Prompt:
Would you set down the data that follows, word for word, without any pictures?

(Data about app and page elements)
_ _ _ _ _ _ _

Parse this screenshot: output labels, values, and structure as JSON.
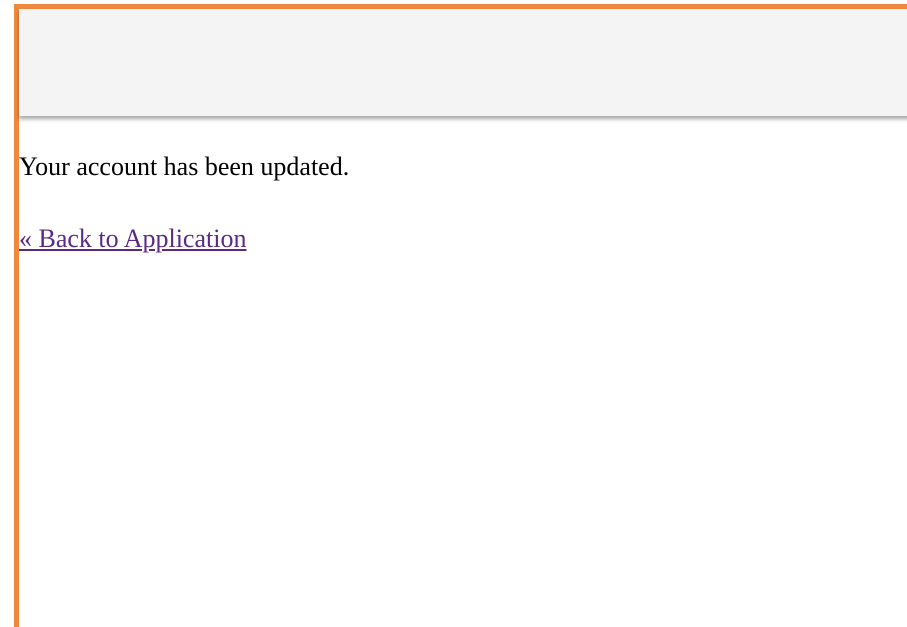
{
  "page": {
    "message": "Your account has been updated.",
    "back_link_label": "« Back to Application"
  },
  "colors": {
    "frame_border": "#f0883d",
    "header_background": "#f4f4f4",
    "link": "#5b2a86"
  }
}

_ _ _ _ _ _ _

Finished task:
Parse this screenshot: output labels, values, and structure as JSON.
{
  "page": {
    "message": "Your account has been updated.",
    "back_link_label": "« Back to Application"
  },
  "colors": {
    "frame_border": "#f0883d",
    "header_background": "#f4f4f4",
    "link": "#5b2a86"
  }
}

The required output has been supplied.